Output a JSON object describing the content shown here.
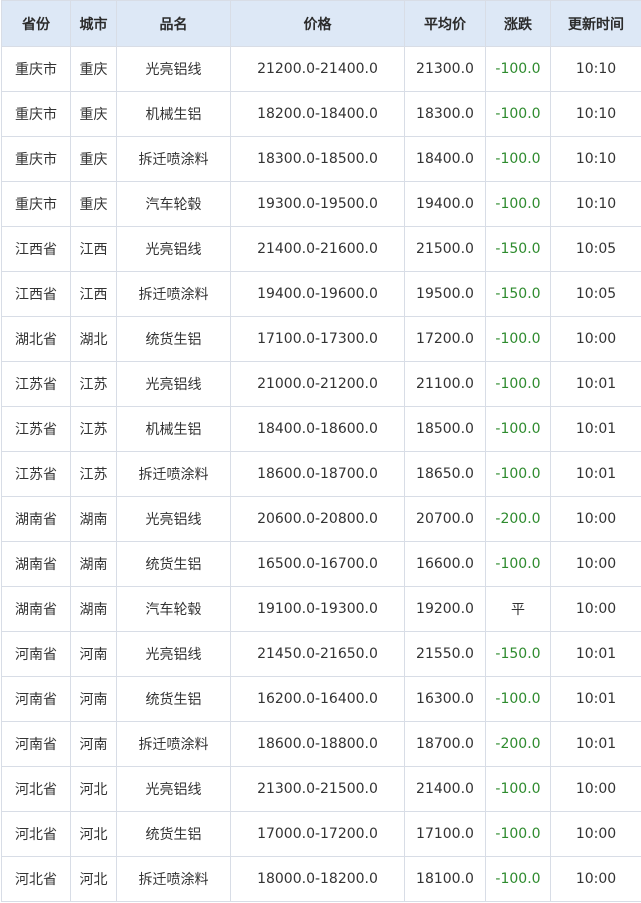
{
  "columns": [
    "省份",
    "城市",
    "品名",
    "价格",
    "平均价",
    "涨跌",
    "更新时间"
  ],
  "rows": [
    {
      "province": "重庆市",
      "city": "重庆",
      "product": "光亮铝线",
      "price": "21200.0-21400.0",
      "avg": "21300.0",
      "change": "-100.0",
      "time": "10:10"
    },
    {
      "province": "重庆市",
      "city": "重庆",
      "product": "机械生铝",
      "price": "18200.0-18400.0",
      "avg": "18300.0",
      "change": "-100.0",
      "time": "10:10"
    },
    {
      "province": "重庆市",
      "city": "重庆",
      "product": "拆迁喷涂料",
      "price": "18300.0-18500.0",
      "avg": "18400.0",
      "change": "-100.0",
      "time": "10:10"
    },
    {
      "province": "重庆市",
      "city": "重庆",
      "product": "汽车轮毂",
      "price": "19300.0-19500.0",
      "avg": "19400.0",
      "change": "-100.0",
      "time": "10:10"
    },
    {
      "province": "江西省",
      "city": "江西",
      "product": "光亮铝线",
      "price": "21400.0-21600.0",
      "avg": "21500.0",
      "change": "-150.0",
      "time": "10:05"
    },
    {
      "province": "江西省",
      "city": "江西",
      "product": "拆迁喷涂料",
      "price": "19400.0-19600.0",
      "avg": "19500.0",
      "change": "-150.0",
      "time": "10:05"
    },
    {
      "province": "湖北省",
      "city": "湖北",
      "product": "统货生铝",
      "price": "17100.0-17300.0",
      "avg": "17200.0",
      "change": "-100.0",
      "time": "10:00"
    },
    {
      "province": "江苏省",
      "city": "江苏",
      "product": "光亮铝线",
      "price": "21000.0-21200.0",
      "avg": "21100.0",
      "change": "-100.0",
      "time": "10:01"
    },
    {
      "province": "江苏省",
      "city": "江苏",
      "product": "机械生铝",
      "price": "18400.0-18600.0",
      "avg": "18500.0",
      "change": "-100.0",
      "time": "10:01"
    },
    {
      "province": "江苏省",
      "city": "江苏",
      "product": "拆迁喷涂料",
      "price": "18600.0-18700.0",
      "avg": "18650.0",
      "change": "-100.0",
      "time": "10:01"
    },
    {
      "province": "湖南省",
      "city": "湖南",
      "product": "光亮铝线",
      "price": "20600.0-20800.0",
      "avg": "20700.0",
      "change": "-200.0",
      "time": "10:00"
    },
    {
      "province": "湖南省",
      "city": "湖南",
      "product": "统货生铝",
      "price": "16500.0-16700.0",
      "avg": "16600.0",
      "change": "-100.0",
      "time": "10:00"
    },
    {
      "province": "湖南省",
      "city": "湖南",
      "product": "汽车轮毂",
      "price": "19100.0-19300.0",
      "avg": "19200.0",
      "change": "平",
      "time": "10:00"
    },
    {
      "province": "河南省",
      "city": "河南",
      "product": "光亮铝线",
      "price": "21450.0-21650.0",
      "avg": "21550.0",
      "change": "-150.0",
      "time": "10:01"
    },
    {
      "province": "河南省",
      "city": "河南",
      "product": "统货生铝",
      "price": "16200.0-16400.0",
      "avg": "16300.0",
      "change": "-100.0",
      "time": "10:01"
    },
    {
      "province": "河南省",
      "city": "河南",
      "product": "拆迁喷涂料",
      "price": "18600.0-18800.0",
      "avg": "18700.0",
      "change": "-200.0",
      "time": "10:01"
    },
    {
      "province": "河北省",
      "city": "河北",
      "product": "光亮铝线",
      "price": "21300.0-21500.0",
      "avg": "21400.0",
      "change": "-100.0",
      "time": "10:00"
    },
    {
      "province": "河北省",
      "city": "河北",
      "product": "统货生铝",
      "price": "17000.0-17200.0",
      "avg": "17100.0",
      "change": "-100.0",
      "time": "10:00"
    },
    {
      "province": "河北省",
      "city": "河北",
      "product": "拆迁喷涂料",
      "price": "18000.0-18200.0",
      "avg": "18100.0",
      "change": "-100.0",
      "time": "10:00"
    }
  ],
  "colors": {
    "header_bg": "#dde8f6",
    "border": "#d8dde6",
    "change_down": "#2e8b2e",
    "text": "#333333"
  }
}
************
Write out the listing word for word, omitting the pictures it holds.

Output a JSON object describing the content shown here.
{
  "columns": [
    "省份",
    "城市",
    "品名",
    "价格",
    "平均价",
    "涨跌",
    "更新时间"
  ],
  "rows": [
    {
      "province": "重庆市",
      "city": "重庆",
      "product": "光亮铝线",
      "price": "21200.0-21400.0",
      "avg": "21300.0",
      "change": "-100.0",
      "time": "10:10"
    },
    {
      "province": "重庆市",
      "city": "重庆",
      "product": "机械生铝",
      "price": "18200.0-18400.0",
      "avg": "18300.0",
      "change": "-100.0",
      "time": "10:10"
    },
    {
      "province": "重庆市",
      "city": "重庆",
      "product": "拆迁喷涂料",
      "price": "18300.0-18500.0",
      "avg": "18400.0",
      "change": "-100.0",
      "time": "10:10"
    },
    {
      "province": "重庆市",
      "city": "重庆",
      "product": "汽车轮毂",
      "price": "19300.0-19500.0",
      "avg": "19400.0",
      "change": "-100.0",
      "time": "10:10"
    },
    {
      "province": "江西省",
      "city": "江西",
      "product": "光亮铝线",
      "price": "21400.0-21600.0",
      "avg": "21500.0",
      "change": "-150.0",
      "time": "10:05"
    },
    {
      "province": "江西省",
      "city": "江西",
      "product": "拆迁喷涂料",
      "price": "19400.0-19600.0",
      "avg": "19500.0",
      "change": "-150.0",
      "time": "10:05"
    },
    {
      "province": "湖北省",
      "city": "湖北",
      "product": "统货生铝",
      "price": "17100.0-17300.0",
      "avg": "17200.0",
      "change": "-100.0",
      "time": "10:00"
    },
    {
      "province": "江苏省",
      "city": "江苏",
      "product": "光亮铝线",
      "price": "21000.0-21200.0",
      "avg": "21100.0",
      "change": "-100.0",
      "time": "10:01"
    },
    {
      "province": "江苏省",
      "city": "江苏",
      "product": "机械生铝",
      "price": "18400.0-18600.0",
      "avg": "18500.0",
      "change": "-100.0",
      "time": "10:01"
    },
    {
      "province": "江苏省",
      "city": "江苏",
      "product": "拆迁喷涂料",
      "price": "18600.0-18700.0",
      "avg": "18650.0",
      "change": "-100.0",
      "time": "10:01"
    },
    {
      "province": "湖南省",
      "city": "湖南",
      "product": "光亮铝线",
      "price": "20600.0-20800.0",
      "avg": "20700.0",
      "change": "-200.0",
      "time": "10:00"
    },
    {
      "province": "湖南省",
      "city": "湖南",
      "product": "统货生铝",
      "price": "16500.0-16700.0",
      "avg": "16600.0",
      "change": "-100.0",
      "time": "10:00"
    },
    {
      "province": "湖南省",
      "city": "湖南",
      "product": "汽车轮毂",
      "price": "19100.0-19300.0",
      "avg": "19200.0",
      "change": "平",
      "time": "10:00"
    },
    {
      "province": "河南省",
      "city": "河南",
      "product": "光亮铝线",
      "price": "21450.0-21650.0",
      "avg": "21550.0",
      "change": "-150.0",
      "time": "10:01"
    },
    {
      "province": "河南省",
      "city": "河南",
      "product": "统货生铝",
      "price": "16200.0-16400.0",
      "avg": "16300.0",
      "change": "-100.0",
      "time": "10:01"
    },
    {
      "province": "河南省",
      "city": "河南",
      "product": "拆迁喷涂料",
      "price": "18600.0-18800.0",
      "avg": "18700.0",
      "change": "-200.0",
      "time": "10:01"
    },
    {
      "province": "河北省",
      "city": "河北",
      "product": "光亮铝线",
      "price": "21300.0-21500.0",
      "avg": "21400.0",
      "change": "-100.0",
      "time": "10:00"
    },
    {
      "province": "河北省",
      "city": "河北",
      "product": "统货生铝",
      "price": "17000.0-17200.0",
      "avg": "17100.0",
      "change": "-100.0",
      "time": "10:00"
    },
    {
      "province": "河北省",
      "city": "河北",
      "product": "拆迁喷涂料",
      "price": "18000.0-18200.0",
      "avg": "18100.0",
      "change": "-100.0",
      "time": "10:00"
    }
  ],
  "colors": {
    "header_bg": "#dde8f6",
    "border": "#d8dde6",
    "change_down": "#2e8b2e",
    "text": "#333333"
  }
}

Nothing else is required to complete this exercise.